Charlie and Phillip and everyone else who have been so helpful.... thanks for all your practical advice from experience. I really do appreciate it.
I think I need to do some explaining to some very nice people who are trying to help me in this forum. How do I say this... My very first experience in the tropics was aboard the Training Ship Golden Bear back in early 80's. The ships port was Tahiti
and my brother (Engineering 1985) and I decided to take the ferry
across to Moorea. We brought or snorkel gear
and spent the day snorkeling getting burned to a crisp. Anyone who has ever been there knows how amazing it is. Getting to the point, I eventually knew from there that after I retired, that I wanted to retire in the tropics and what could be better than owning a boat in the tropics where I could take MY boat and go where I wanted to go on MY schedule to see the world if I chose to do so....not somebody else's boat to their destination

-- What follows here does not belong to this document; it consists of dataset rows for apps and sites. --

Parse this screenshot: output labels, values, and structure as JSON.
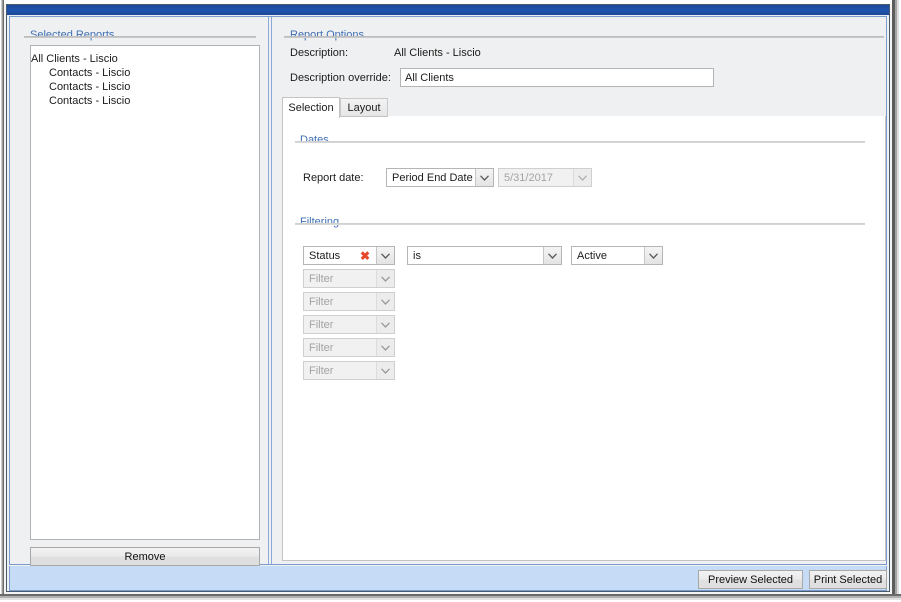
{
  "window": {
    "titlebar_color": "#1f55ad",
    "body_background": "#eff0f1",
    "bottom_bar_color": "#c6dcf6",
    "accent_color": "#3f6fb5",
    "selection_color": "#3a9ae8",
    "delete_icon_color": "#e8492b"
  },
  "left_pane": {
    "group_title": "Selected Reports",
    "reports": [
      {
        "label": "All Clients - Liscio",
        "selected": true
      },
      {
        "label": "Contacts - Liscio",
        "selected": false
      },
      {
        "label": "Contacts - Liscio",
        "selected": false
      },
      {
        "label": "Contacts - Liscio",
        "selected": false
      }
    ],
    "remove_label": "Remove"
  },
  "right_pane": {
    "group_title": "Report Options",
    "description_label": "Description:",
    "description_value": "All Clients - Liscio",
    "description_override_label": "Description override:",
    "description_override_value": "All Clients",
    "description_override_placeholder": "",
    "tabs": [
      {
        "label": "Selection",
        "active": true
      },
      {
        "label": "Layout",
        "active": false
      }
    ],
    "dates": {
      "group_title": "Dates",
      "report_date_label": "Report date:",
      "report_date_value": "Period End Date",
      "report_date_options": [
        "Period End Date"
      ],
      "date_picker_value": "5/31/2017",
      "date_picker_enabled": false
    },
    "filtering": {
      "group_title": "Filtering",
      "active_filter": {
        "field": "Status",
        "delete_icon": "red-x-icon",
        "operator": "is",
        "value": "Active"
      },
      "empty_filter_placeholder": "Filter",
      "empty_filter_count": 5
    }
  },
  "bottom_bar": {
    "preview_label": "Preview Selected",
    "print_label": "Print Selected"
  }
}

on their schedule to some ugly industrial port.
So now, over 20 years later, between saving my pennies, my wife saving her pennies, some smart investing and a land inheritance, my wife and I can retire real soon although we cannot sail off over the horizon just yet until my son is in college in 4 years. I can't leave the Bay Area just yet because of my visitation schedule with my son....which is fine. I wish I could spend MORE time with him. I married my wife three years ago so you got the picture as to why I am land locked for the next few years.
So for now, the best thing I can do to kill time by working until that day arrives. So lately, I have been getting online to see what kind of boats are available and how much they cost...which is how I ran across this forum. It's time to explore exactly what I want to do with retirement
. I am the type who likes to research
the hell out of something before buying
...even the simplest of things. It's fun if not anything else.
I hate it when others talk about their money
, they are braggarts, and it's not something I like to talk about to anyone. But I need to paint
a clear picture of my situation for those that are helping. I can afford a boat that is clearly larger than any two people can handle plus live off my investments. I feel blessed. Enough said.
My dilemma is that I am finding out I need to scale back more than what I have been picturing in my head
for many years...at least according to what I am hearing in this forum. I trust you guys...especially the ones who are out there doing it! What I am hearing is that going much above a boat in the low 40's LOA
is asking for more work and more headaches than it is worth. I was visualizing higher....the Lagoon
57 is a gorgeous and very sensible and seaworthy
looking boat for example. I don't think I would feel like I would be in a floating cage in a boat that size for weeks at a time. I don't want to be in something the same size as a ships lifeboat. I do understand that buying
something as complex and as large as the Space Shuttle would require a commensurate amount of maintenance/expense and have the subsequent breakdowns. There has to be a happy medium.
So I have two questions swirling around my head
regarding size which is keeping me from thinking "practical" by the definitions of practical in here. I have been looking for boats to charter
in the BVI's and have come across websites with couples who are doing charters on 50 to 70 ft cats taking on as many as ten people for a week as passengers. As far as I am concerned, passengers are dead weight as far as getting work done and in fact ADD to the workload. How do two people take care of a 60 something foot catamaran
AND take care of passengers that are creating messes, making themselves dangerous to themselves, eating more food
than a dog sled team and drinking like fish
My other question is, how are my friends who have a 70 foot monohull
, cruising as far south as New Zealand
doing so well? They say they are doing fine and the size is not a problem. I believe them. I believe you guys as well...but I am hearing two different things.
I do plan on chartering a number of times over the next few years to see how big is too big for my wife and I.